When it comes to marketing materials, there are different “levels” if you will. There are basic marketing books that will help you design a business card, build an effective web page, learn basic sales technique, etc. This is also the sort of material you can get from the book store or even the public library. Everyone should have a good foundation in basic marketing, promotions, and sales.

Then there is a more advanced level of training. This is usually very specialized and runs very deep. Examples would include entire books (even SERIES of books) on the subject of copy writing (writing words that sell, whether in a sales letter, a web site, a brochure, etc.) or a set of tapes or CDs on closing techniques.

Then you can get even MORE advanced, which means MORE specialized, and usually also means more expensive! You can access information specifically for a particular industry (such as real estate agents or performing artists).

The thing to watch out for is that as a program becomes more and more specialized, the market for that product shrinks smaller and smaller. The result is that writers will (either consciously or unconsciously) begin sliding back towards a more fundamental text.

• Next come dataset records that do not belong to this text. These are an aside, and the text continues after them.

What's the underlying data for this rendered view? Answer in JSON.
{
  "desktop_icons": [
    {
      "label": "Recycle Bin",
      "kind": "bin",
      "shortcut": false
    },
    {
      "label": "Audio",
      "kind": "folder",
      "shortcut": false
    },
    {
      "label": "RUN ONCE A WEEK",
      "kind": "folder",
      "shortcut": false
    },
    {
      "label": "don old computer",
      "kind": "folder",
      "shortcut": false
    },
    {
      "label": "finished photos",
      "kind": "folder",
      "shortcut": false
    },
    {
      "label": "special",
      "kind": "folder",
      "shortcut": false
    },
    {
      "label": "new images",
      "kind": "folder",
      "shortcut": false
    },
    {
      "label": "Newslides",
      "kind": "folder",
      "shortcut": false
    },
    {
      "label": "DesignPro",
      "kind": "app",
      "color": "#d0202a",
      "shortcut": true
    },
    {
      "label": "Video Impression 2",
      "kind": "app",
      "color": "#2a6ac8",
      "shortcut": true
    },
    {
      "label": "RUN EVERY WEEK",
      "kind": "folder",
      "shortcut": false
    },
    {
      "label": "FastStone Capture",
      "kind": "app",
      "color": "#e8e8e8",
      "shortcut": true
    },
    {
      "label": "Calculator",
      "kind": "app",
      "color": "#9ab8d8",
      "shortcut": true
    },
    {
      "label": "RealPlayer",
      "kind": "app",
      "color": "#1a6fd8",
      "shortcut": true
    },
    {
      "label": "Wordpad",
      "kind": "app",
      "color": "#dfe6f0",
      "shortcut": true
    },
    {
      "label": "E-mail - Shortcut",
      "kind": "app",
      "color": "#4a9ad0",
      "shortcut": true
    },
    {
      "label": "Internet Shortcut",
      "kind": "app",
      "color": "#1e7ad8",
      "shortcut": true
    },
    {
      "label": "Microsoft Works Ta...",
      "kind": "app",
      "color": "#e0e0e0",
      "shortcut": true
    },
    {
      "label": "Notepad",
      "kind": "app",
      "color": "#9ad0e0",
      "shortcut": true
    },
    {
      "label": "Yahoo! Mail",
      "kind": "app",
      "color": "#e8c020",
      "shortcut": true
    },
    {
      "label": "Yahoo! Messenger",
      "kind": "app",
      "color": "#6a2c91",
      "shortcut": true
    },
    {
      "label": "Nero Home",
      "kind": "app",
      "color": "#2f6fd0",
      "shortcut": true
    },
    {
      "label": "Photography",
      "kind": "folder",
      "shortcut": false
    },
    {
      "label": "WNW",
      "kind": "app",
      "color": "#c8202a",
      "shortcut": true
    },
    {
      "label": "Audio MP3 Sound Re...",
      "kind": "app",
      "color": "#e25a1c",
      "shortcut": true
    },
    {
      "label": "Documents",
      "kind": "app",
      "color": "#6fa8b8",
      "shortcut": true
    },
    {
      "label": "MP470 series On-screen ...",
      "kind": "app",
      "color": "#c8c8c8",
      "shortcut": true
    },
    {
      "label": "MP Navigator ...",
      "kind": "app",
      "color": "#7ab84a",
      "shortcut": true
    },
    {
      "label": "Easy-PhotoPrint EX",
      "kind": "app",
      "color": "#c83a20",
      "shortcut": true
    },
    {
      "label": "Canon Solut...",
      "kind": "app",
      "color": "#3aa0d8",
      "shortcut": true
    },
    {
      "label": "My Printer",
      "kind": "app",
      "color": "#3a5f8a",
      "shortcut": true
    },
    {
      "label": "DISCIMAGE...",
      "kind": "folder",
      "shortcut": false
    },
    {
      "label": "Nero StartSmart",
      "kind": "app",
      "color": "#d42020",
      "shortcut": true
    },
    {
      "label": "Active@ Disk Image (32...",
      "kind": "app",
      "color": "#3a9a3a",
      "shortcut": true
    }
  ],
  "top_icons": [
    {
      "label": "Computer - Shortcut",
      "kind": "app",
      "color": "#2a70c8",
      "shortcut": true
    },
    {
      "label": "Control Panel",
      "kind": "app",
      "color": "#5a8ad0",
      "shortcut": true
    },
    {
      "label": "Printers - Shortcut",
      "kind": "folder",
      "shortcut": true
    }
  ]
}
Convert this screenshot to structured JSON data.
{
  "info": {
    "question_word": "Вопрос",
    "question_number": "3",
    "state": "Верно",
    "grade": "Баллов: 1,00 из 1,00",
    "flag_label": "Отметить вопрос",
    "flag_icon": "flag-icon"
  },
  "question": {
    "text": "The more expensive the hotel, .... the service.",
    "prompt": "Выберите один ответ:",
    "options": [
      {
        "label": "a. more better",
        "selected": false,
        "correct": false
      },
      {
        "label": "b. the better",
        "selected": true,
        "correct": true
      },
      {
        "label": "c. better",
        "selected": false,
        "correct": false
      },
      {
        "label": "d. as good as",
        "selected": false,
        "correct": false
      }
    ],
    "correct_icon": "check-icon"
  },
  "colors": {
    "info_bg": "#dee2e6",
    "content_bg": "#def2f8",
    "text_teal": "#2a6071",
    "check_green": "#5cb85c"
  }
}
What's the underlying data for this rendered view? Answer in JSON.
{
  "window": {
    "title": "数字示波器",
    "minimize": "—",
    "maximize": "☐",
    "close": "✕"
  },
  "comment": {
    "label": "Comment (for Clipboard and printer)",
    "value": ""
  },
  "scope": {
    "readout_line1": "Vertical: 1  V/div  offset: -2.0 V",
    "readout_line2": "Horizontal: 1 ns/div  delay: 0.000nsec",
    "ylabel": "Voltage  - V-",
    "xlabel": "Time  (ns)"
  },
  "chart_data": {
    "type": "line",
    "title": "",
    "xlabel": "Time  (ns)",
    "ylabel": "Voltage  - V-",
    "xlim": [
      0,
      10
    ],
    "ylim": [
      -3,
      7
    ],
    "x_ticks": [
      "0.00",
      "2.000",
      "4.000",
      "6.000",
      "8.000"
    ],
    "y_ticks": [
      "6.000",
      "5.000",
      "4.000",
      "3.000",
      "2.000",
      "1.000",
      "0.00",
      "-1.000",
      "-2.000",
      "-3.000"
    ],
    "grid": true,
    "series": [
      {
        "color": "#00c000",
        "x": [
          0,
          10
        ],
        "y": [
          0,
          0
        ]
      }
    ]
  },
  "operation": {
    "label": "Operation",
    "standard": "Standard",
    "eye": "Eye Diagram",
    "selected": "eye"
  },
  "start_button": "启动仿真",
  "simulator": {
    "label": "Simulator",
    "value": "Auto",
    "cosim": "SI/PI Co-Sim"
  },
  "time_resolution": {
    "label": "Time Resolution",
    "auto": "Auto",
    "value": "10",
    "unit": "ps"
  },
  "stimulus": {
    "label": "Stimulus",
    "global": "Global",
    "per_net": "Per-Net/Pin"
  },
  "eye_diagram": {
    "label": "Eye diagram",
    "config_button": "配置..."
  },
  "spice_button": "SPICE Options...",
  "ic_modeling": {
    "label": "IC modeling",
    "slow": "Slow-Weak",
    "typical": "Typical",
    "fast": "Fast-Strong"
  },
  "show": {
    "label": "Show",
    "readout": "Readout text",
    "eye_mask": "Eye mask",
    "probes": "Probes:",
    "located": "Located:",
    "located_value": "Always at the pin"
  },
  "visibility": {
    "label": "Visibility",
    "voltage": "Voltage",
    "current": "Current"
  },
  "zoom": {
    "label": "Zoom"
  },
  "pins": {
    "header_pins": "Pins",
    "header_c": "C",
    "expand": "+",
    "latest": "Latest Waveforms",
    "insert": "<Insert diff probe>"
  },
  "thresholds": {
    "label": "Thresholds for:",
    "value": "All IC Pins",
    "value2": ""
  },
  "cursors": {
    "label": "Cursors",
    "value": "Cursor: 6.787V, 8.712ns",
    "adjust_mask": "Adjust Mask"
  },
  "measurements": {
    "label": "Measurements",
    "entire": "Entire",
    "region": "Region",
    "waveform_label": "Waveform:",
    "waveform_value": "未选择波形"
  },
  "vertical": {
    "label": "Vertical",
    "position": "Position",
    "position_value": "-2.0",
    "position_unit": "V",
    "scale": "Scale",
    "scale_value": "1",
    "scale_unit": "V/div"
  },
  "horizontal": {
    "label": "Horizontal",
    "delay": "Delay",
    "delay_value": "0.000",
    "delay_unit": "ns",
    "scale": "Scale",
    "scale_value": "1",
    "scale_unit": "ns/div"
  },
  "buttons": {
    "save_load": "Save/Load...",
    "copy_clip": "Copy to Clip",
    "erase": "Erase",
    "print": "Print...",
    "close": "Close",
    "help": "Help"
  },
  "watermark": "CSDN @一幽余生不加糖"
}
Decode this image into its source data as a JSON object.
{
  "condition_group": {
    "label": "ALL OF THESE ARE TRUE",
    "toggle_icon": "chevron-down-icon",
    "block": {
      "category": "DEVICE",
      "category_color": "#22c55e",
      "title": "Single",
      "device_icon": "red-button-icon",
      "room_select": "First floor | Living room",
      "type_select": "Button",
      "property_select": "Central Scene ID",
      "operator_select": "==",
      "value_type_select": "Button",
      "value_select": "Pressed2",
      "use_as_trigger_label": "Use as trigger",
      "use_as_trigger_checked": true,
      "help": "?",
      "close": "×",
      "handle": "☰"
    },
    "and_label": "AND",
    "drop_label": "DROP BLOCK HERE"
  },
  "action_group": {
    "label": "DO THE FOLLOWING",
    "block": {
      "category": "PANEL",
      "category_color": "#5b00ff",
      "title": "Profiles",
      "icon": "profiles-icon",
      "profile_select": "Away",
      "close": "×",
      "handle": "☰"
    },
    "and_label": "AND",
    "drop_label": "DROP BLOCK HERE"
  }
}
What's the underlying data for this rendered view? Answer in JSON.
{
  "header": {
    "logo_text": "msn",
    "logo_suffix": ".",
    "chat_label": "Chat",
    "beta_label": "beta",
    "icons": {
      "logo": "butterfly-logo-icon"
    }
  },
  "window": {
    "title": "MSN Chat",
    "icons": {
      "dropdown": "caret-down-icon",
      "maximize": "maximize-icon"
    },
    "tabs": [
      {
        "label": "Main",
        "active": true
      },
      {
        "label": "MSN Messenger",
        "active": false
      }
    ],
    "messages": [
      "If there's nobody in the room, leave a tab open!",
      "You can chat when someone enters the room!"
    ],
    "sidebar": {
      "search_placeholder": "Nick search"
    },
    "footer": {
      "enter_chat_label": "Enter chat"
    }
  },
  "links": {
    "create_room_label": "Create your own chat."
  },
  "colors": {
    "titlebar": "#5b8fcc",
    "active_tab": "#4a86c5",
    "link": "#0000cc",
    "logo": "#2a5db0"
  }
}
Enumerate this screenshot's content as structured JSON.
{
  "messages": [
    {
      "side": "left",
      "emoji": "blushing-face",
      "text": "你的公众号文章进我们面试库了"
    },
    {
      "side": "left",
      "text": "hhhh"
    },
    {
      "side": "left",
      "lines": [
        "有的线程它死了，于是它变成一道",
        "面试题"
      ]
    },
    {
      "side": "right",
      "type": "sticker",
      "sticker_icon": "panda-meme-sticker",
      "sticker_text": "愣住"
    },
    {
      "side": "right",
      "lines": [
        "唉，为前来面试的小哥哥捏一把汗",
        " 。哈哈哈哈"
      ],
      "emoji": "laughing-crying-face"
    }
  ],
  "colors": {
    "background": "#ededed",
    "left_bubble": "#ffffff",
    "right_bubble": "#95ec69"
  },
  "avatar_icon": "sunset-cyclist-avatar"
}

Example: imagine a marketing course specifically for magicians (very tight and rather small group) that teaches the reader how to create and sell a program to schools, and libraries, and birthday parties, and trade shows, and corporate events, and scout banquets, and weddings, and cruise ships, and restaurants, and festivals, and church functions, and so on, and so on. Can a single program really do all of that? Yeah, but it probably has to back track into the basics in order to do so.

It doesn’t make the program bad, but you need to realize that is what you are getting. I am a firm believer in understanding and applying “the basics”. But I think if you are offering a focused program, it should be advanced applications and should try to foucs on how the given industry is unique.

I try to avoid this and as a result I get programs that are very specific in a particular tactic (such as Viral Marketing, which is six hours of audio and a thick workbook all on how to stimulate and control word of mouth marketing), or I get programs that are comprehensive but only for a particular niche market (such as my “Dominating Libraries” program which is no longer available, but sold for $495 and took you step by step into how to completely own the public library scene in your market).

In doing this, my sales per unit are smaller, my cost is higher, but I think the product has a better value for SOME people. If you need a more entry level understanding of marketing then my stuff might not be for you. But that’s why I write my magazine columns, and post advice on various web sites, including free reports from my own web site


What to Expect Here

June 22nd, 2006

I write a monthly column on the business of magic in a magazine for professional performers called “The Linking Ring”. I also lecture, have written almost 20 books, publish a free monthly newsletter, and a produce a weekly e-zine for paid subscribers only called “52 Weekly Steps to Success“. You can also find my thoughts on web sites and list servers around the world. But primarily I make my living by performing for children. I perform between 500-800 paid shows per year but work only 200-225 days per year.

In the process of writing and lecturing, I get a lot of questions and comments from readers. I’ve decided to share their thoughts and questions along with my repsonses so that others can benefit from a shared sort of network.

I hope you enjoy it, and if you want to submit a question, feel free to e-mail me. My contact information can be found at